Then the bubble burst and the entire decentralized finance industry collapsed; revenue dried up literally overnight. I’m so grateful that we had closed our round and had a little powder to pull off a pivot and I already had the next product lined-up and we had already started building it.
Here’s a snapshot into what our world looked like in May of 2018 — the project was also had it’s final name change from Decentralized TV, a media-centric company, to YEN, a community-centric one:
So, we kept going and we built a beautiful product, a product that combined the best worlds of Twitter and Coinbase. We had 1,000+ users and a few of them bought / sold more than $1,000,000 USD of crypto through our platform. We were on a roll!
Our team grew to 19 over the next year and together, with our amazing community, had successfully built the world’s first “Meta-Exchange” for cryptocurrency investors, enthusiasts, small business owners, and community builders.
But we needed more time to prove-out the concept and execute a business model that would get us profitable; so I decided to start the process in late-2019 / early-2019 to raise another round of venture financing.
Initially I wanted to raise a larger round of $4-5M but it honestly wasn’t warranted and we put together a slightly smaller round, what we’d eventually call a “Series Seed” of ~$2.4M. Here’s the full pitch deck that made it all happen:
Here's a fun "alt" deck that I had created for fun to test-drive a few different designs I was messing with:
After closing the round we simply put our heads down and we kept driving forward, hoping that the market would turn; it didn't.
I knew I had to make some very hard calls and I ultimately had to let everyone go. I took some time off and seriously contemplated quitting, giving the rest of the money back, and taking a long break but I was certain that that insights that I had received were exactly what were necessary for the project's next pivot and restart.
I put together a few ideas and started moving toward an analytics and community platform product that would combine some of what we had already done as well as some of the experience from a previous venture:
Here's the deck with some of the business development slides included (we were courting a large enterprise player that may have sent us down the enterprise platform route):

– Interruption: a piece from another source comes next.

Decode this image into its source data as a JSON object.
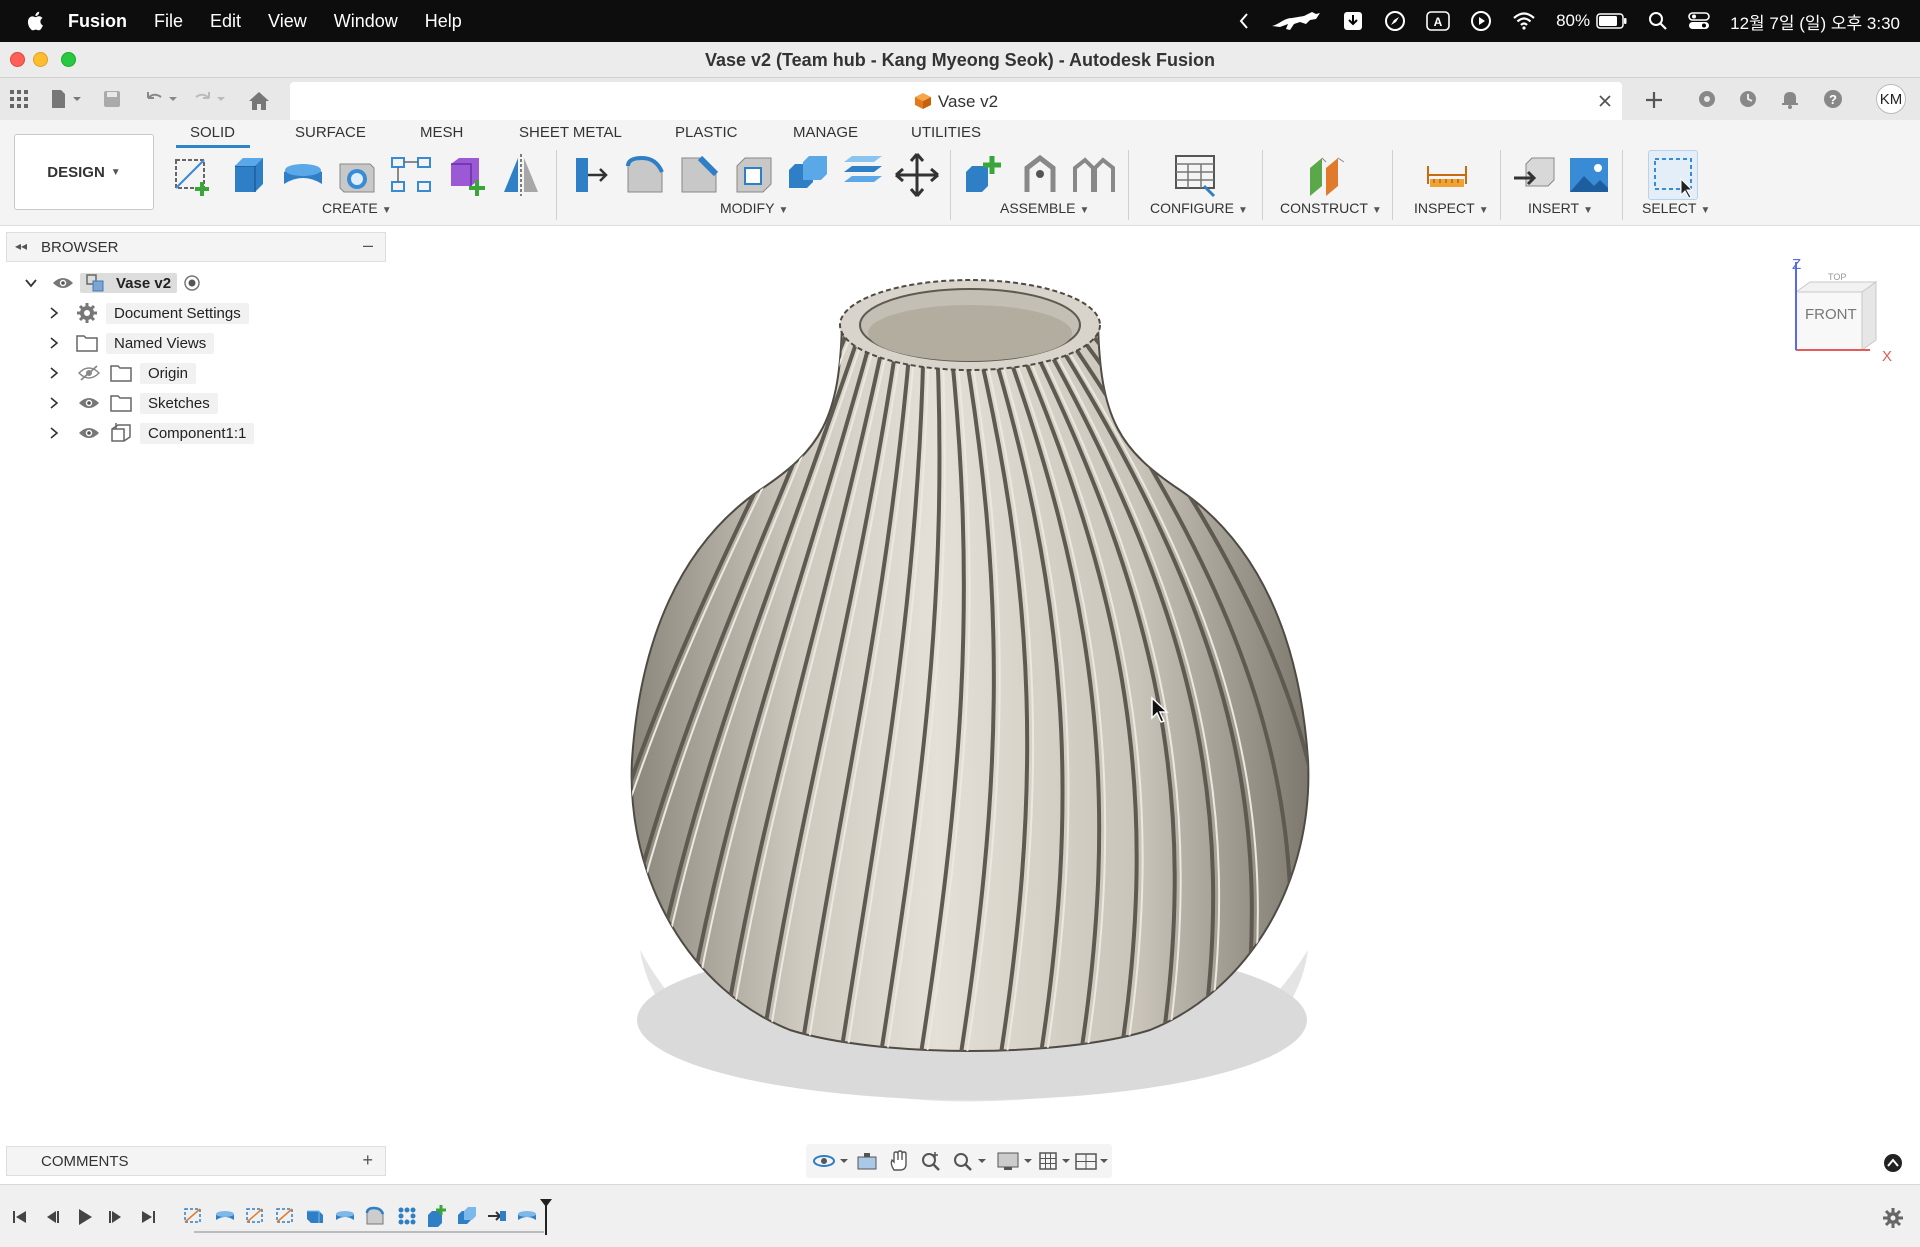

I felt good about our direction and by January, 2020 I had done nearly 100 interviews and had made my first hire. We were ready to take on the world... except the global pandemic happened and it became immediately clear that the analytics part of the product would have to take a backseat and the community platform was even more necessary.
We test-drove our early-concepts in late-Feb of 2020 and by August we had validated the platform and had already begun a major rewrite of the platform.
And although we haven't been looking for our next round of venture financing I have continued to create small pitch decks to calibrate and test-drive with a few "friendlies" who help me stay fresh and "warm" for when the timing is right. Here's one from August that gives a small taste of what was coming down the pipe (and since then, we've made quite a lot of progress):
Our angle, approach, and the copy used above has changed significantly since and I'm grateful for the continued experiments and iterations! And, most importantly, I'm grateful for the community that has continued to support us every single step of the way.
In December of last year we went live with a semi-public, early-alpha version that some of our closest members could test-drive, Codename: Dogfood:
Since then we've been building the community-centric, CommSaaS-way and every week the product gets better and better based on our community's direct feedback. Eventually — inevitably — our product will be ready for public use!
And I'm sure I'll be putting together yet-another pitch deck for the project.
Onwards and upwards!